Thanks so much for posting this project! I love this idea--a teen town hall is a great way to involve teens more deeply in politics. This is so innovative!
As part of the process of completing peacemaking projects, Peace First staff give formal feedback on important steps of your project. One of those steps is the compassionate insight.
I love the insight that you have here, and the project ideas you have! I'm curious if you can clarify your insight some more. On your project dashboard, you talk about how this town hall can be beneficial to youth because politicians may take their concerns more seriously, and it may be beneficial to politicians because they will learn about youth experiences. In your insight, you say that young people are not aware of what's going on. Do you think that this is always true that youth are not aware of what's going on, or is this true for some youth and not for others?
I'm also wondering if there's a way to think about how to frame the injustice more clearly. "Civil engagement" is a general topic, but not an injustice.

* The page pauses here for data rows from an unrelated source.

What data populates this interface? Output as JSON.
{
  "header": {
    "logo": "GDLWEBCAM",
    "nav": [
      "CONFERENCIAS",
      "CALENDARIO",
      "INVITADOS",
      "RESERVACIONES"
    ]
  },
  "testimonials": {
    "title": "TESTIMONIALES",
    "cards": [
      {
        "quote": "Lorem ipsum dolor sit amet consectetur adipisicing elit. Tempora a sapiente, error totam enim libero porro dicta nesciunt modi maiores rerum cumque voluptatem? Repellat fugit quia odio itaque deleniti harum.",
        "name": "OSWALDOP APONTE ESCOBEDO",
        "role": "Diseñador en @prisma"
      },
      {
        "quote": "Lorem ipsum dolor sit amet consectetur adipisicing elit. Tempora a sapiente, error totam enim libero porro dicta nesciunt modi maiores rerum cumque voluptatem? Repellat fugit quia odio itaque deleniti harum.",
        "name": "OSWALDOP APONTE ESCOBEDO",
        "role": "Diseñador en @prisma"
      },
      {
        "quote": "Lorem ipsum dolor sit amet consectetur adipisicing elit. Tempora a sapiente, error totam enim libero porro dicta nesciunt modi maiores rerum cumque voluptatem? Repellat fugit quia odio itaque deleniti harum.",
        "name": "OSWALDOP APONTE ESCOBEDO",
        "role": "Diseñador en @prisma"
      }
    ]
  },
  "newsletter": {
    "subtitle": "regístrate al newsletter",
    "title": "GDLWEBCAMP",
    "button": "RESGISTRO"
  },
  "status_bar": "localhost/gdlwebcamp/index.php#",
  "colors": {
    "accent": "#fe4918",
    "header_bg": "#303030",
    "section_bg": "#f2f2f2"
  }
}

Were you thinking about youth being left out of civic engagement as an injustice? Or perhaps that politicians don't prioritize youth concerns? Let me know if that's what you were thinking about, or if there is another injustice you'd like to identify for this project.
One thing that we suggest to do as you're starting your plan is to deepen your knowledge about this injustice. It can be helpful to talk to people who experience this injustice, people who cause this injustice, and people who are already working to solve this injustice. I would encourage you to do interviews with each of those groups--it will enrich your project in lots of ways! Here are some resources on how to do that: https://www.peacefirst.org/understand-through-compassion

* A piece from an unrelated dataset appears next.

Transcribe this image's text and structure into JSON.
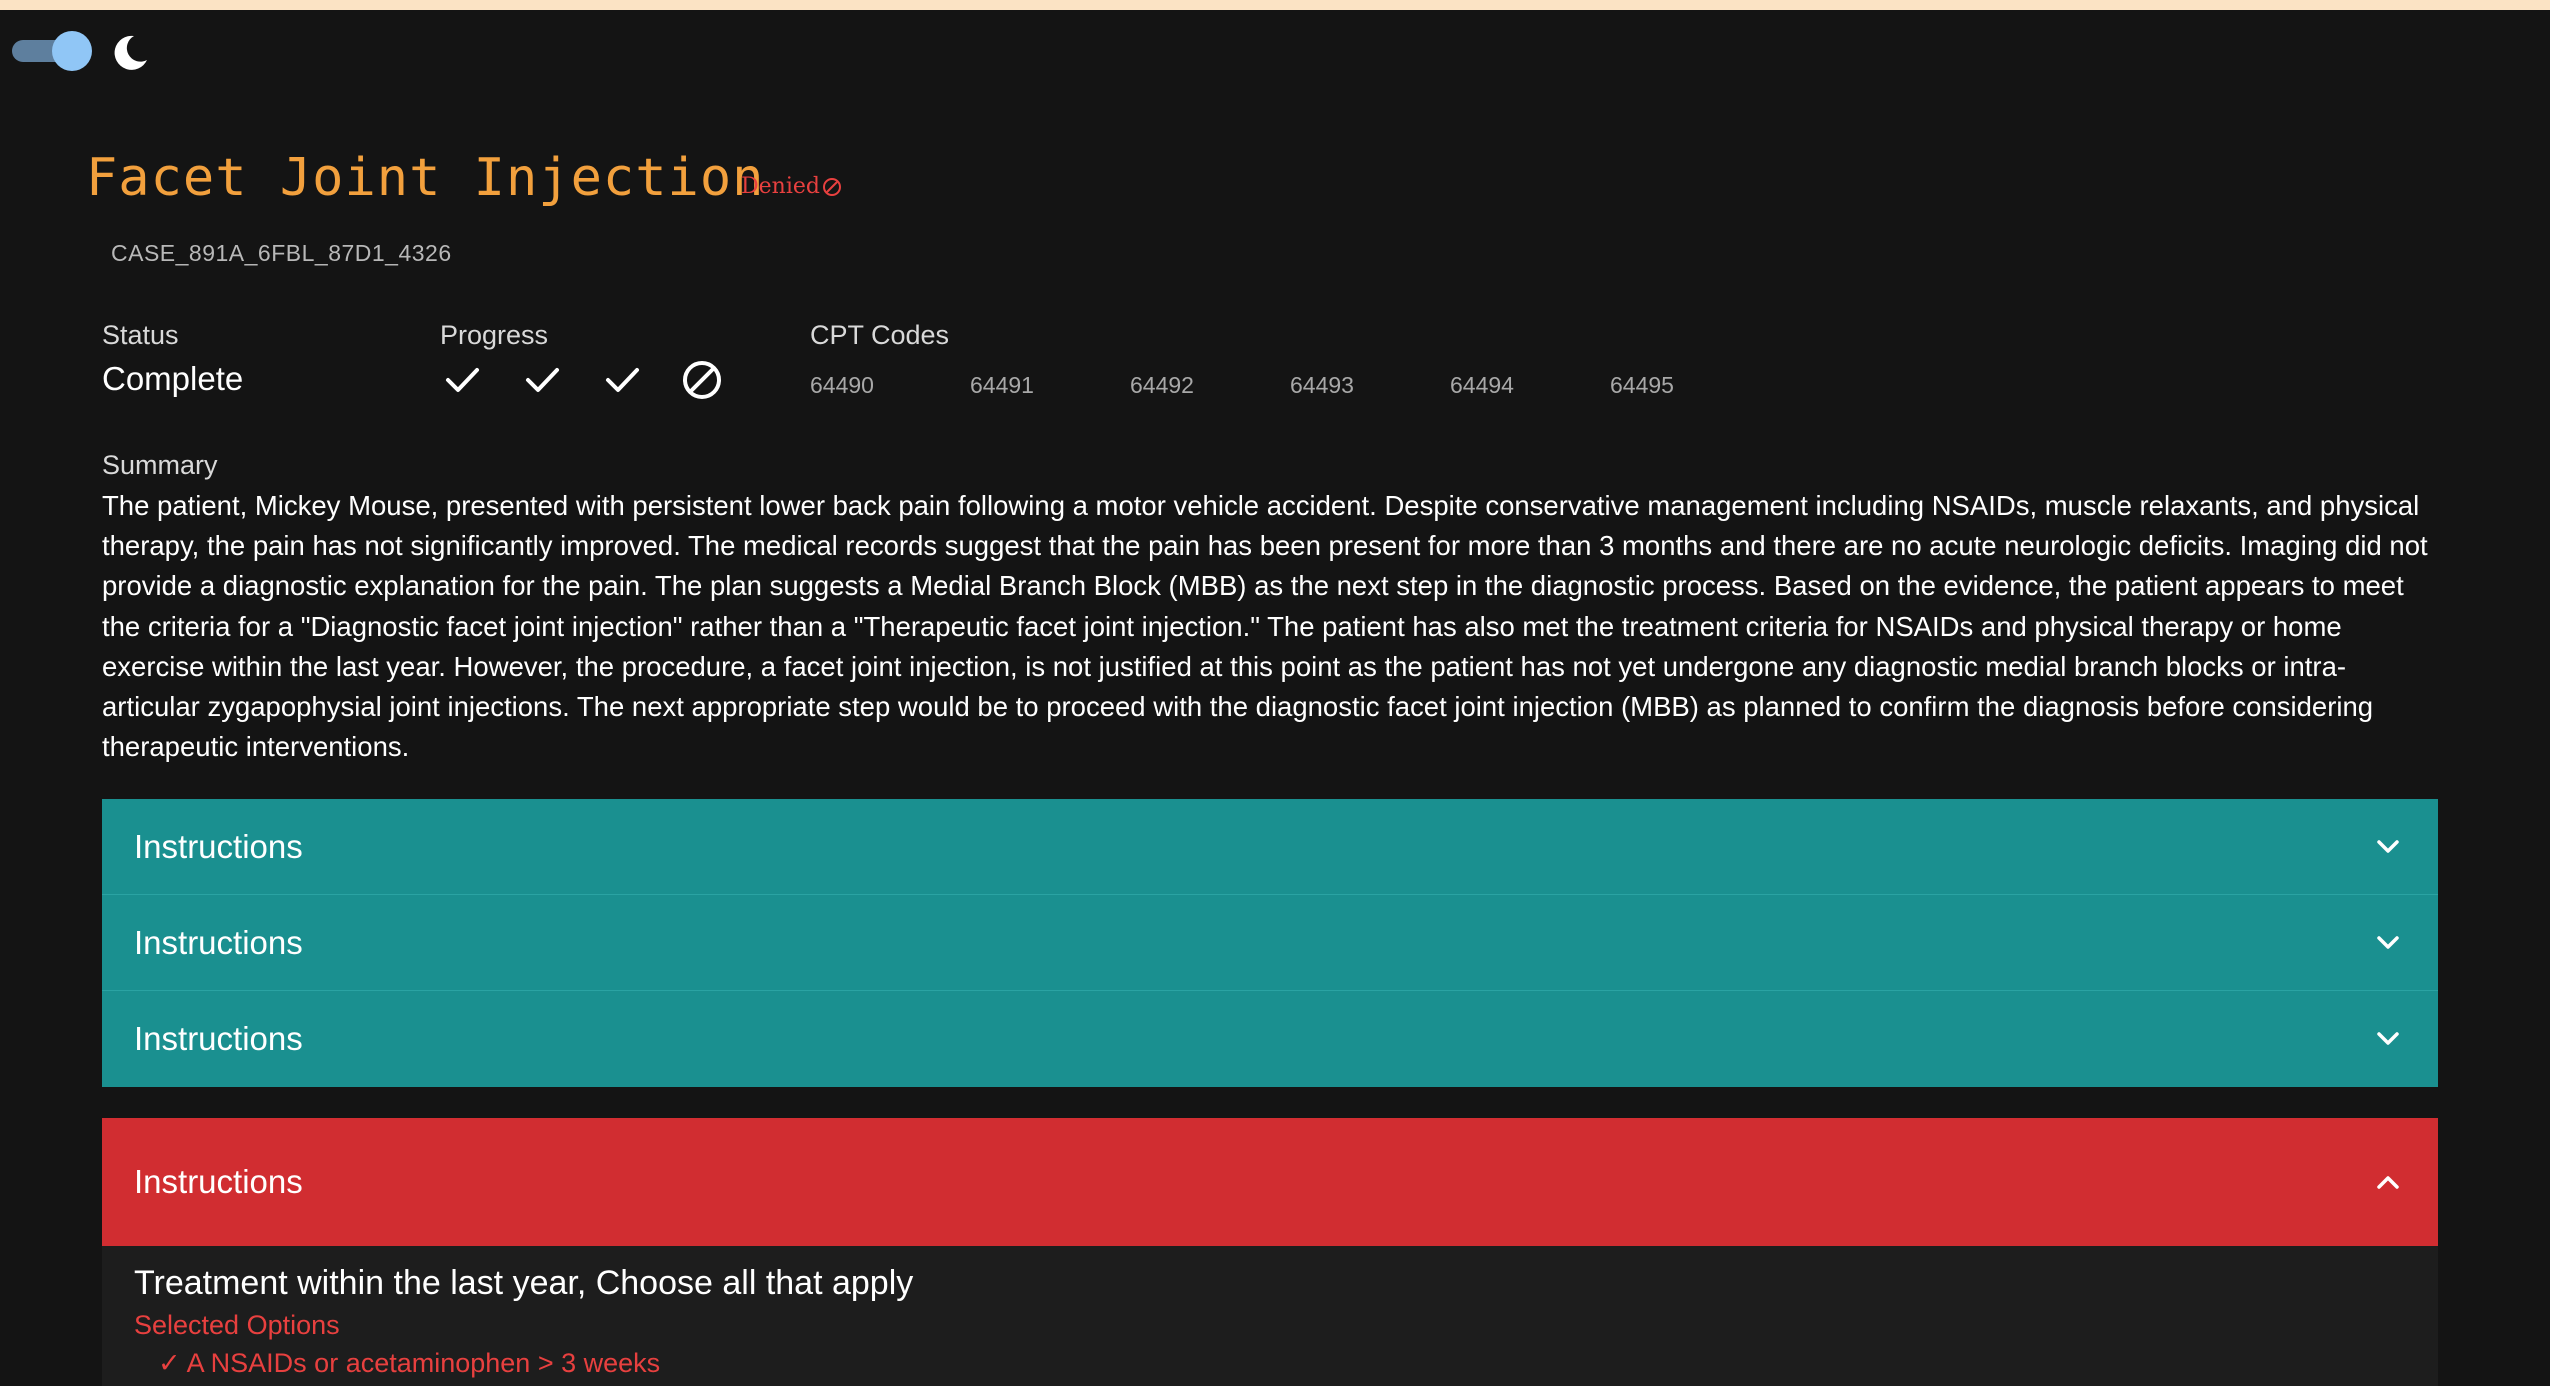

I'd also encourage you to connect with other projects in the Peace First community which are working on these issues. Here are a few of them:
I hope this is useful! Please let us know how we can support this important work. Thanks again, and I'm excited to see where this project goes!
Peace First Staff
31 July 2018 16:08
I wanted to check in and make sure that you knew about the first-ever Peace First Summit happening on September 16th in New York City. This event will lift up the stories of young people who are changing the world, right now.
We are flying out five young people who completed the Peace First Challenge to share their stories of change onstage, connect with Peace First fellows, get advice from a Brain Trust, and receive peer mentoring from a Peace First Fellow.
We want you (or a member of your team) to apply to be featured at the Summit! You can start your application right here: https://docs.google.com/forms/d/e/1FAIpQLSd6X9fTrSTC6PoXjLpVUtNlJgZHbd5QdB6-hgxlC-d7DBlK_g/viewform You must submit your application by tomorrow, Wednesday, August 1st. If you have any questions, please let me know!